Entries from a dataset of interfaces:
%%

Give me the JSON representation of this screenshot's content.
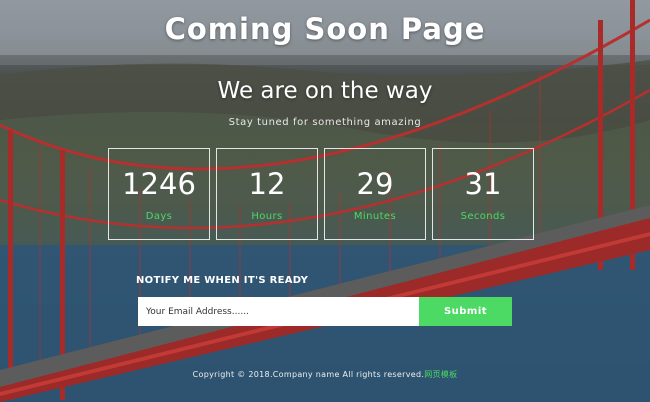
{
  "page_title": "Coming Soon Page",
  "headline": "We are on the way",
  "tagline": "Stay tuned for something amazing",
  "countdown": [
    {
      "value": "1246",
      "label": "Days"
    },
    {
      "value": "12",
      "label": "Hours"
    },
    {
      "value": "29",
      "label": "Minutes"
    },
    {
      "value": "31",
      "label": "Seconds"
    }
  ],
  "notify": {
    "label": "NOTIFY ME WHEN IT'S READY",
    "email_placeholder": "Your Email Address......",
    "submit_label": "Submit"
  },
  "footer": {
    "text": "Copyright © 2018.Company name All rights reserved.",
    "link_text": "网页模板"
  },
  "colors": {
    "accent": "#4cd964",
    "bridge": "#b5302e"
  }
}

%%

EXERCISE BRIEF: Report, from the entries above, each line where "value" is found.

ANSWER BOX:
      "value": "1246",
      "value": "12",
      "value": "29",
      "value": "31",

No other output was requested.